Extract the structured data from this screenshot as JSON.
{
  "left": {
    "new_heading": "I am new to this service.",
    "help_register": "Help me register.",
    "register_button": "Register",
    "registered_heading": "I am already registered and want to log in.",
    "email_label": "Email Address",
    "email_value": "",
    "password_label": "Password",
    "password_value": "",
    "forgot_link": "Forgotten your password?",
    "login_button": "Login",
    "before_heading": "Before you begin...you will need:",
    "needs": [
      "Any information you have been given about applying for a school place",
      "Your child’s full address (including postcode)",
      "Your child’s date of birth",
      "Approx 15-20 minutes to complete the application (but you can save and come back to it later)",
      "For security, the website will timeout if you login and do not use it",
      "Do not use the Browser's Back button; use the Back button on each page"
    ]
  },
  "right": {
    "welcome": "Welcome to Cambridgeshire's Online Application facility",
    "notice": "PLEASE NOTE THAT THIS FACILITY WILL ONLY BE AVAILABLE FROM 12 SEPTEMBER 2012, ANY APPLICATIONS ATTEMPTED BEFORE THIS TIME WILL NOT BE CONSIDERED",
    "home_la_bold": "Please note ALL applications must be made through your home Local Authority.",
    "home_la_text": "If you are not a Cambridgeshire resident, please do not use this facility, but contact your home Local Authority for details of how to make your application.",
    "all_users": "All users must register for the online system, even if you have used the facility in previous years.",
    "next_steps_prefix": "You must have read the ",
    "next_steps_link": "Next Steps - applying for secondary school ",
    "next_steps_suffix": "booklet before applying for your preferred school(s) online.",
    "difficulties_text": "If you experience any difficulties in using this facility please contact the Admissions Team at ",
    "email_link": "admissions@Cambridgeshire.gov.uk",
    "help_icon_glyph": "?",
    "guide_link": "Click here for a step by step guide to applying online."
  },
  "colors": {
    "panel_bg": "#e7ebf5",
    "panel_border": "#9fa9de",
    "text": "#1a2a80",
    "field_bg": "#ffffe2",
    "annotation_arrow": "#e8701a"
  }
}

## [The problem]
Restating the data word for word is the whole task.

## [Written response]
Extract the structured data from this screenshot as JSON.
{
  "left": {
    "new_heading": "I am new to this service.",
    "help_register": "Help me register.",
    "register_button": "Register",
    "registered_heading": "I am already registered and want to log in.",
    "email_label": "Email Address",
    "email_value": "",
    "password_label": "Password",
    "password_value": "",
    "forgot_link": "Forgotten your password?",
    "login_button": "Login",
    "before_heading": "Before you begin...you will need:",
    "needs": [
      "Any information you have been given about applying for a school place",
      "Your child’s full address (including postcode)",
      "Your child’s date of birth",
      "Approx 15-20 minutes to complete the application (but you can save and come back to it later)",
      "For security, the website will timeout if you login and do not use it",
      "Do not use the Browser's Back button; use the Back button on each page"
    ]
  },
  "right": {
    "welcome": "Welcome to Cambridgeshire's Online Application facility",
    "notice": "PLEASE NOTE THAT THIS FACILITY WILL ONLY BE AVAILABLE FROM 12 SEPTEMBER 2012, ANY APPLICATIONS ATTEMPTED BEFORE THIS TIME WILL NOT BE CONSIDERED",
    "home_la_bold": "Please note ALL applications must be made through your home Local Authority.",
    "home_la_text": "If you are not a Cambridgeshire resident, please do not use this facility, but contact your home Local Authority for details of how to make your application.",
    "all_users": "All users must register for the online system, even if you have used the facility in previous years.",
    "next_steps_prefix": "You must have read the ",
    "next_steps_link": "Next Steps - applying for secondary school ",
    "next_steps_suffix": "booklet before applying for your preferred school(s) online.",
    "difficulties_text": "If you experience any difficulties in using this facility please contact the Admissions Team at ",
    "email_link": "admissions@Cambridgeshire.gov.uk",
    "help_icon_glyph": "?",
    "guide_link": "Click here for a step by step guide to applying online."
  },
  "colors": {
    "panel_bg": "#e7ebf5",
    "panel_border": "#9fa9de",
    "text": "#1a2a80",
    "field_bg": "#ffffe2",
    "annotation_arrow": "#e8701a"
  }
}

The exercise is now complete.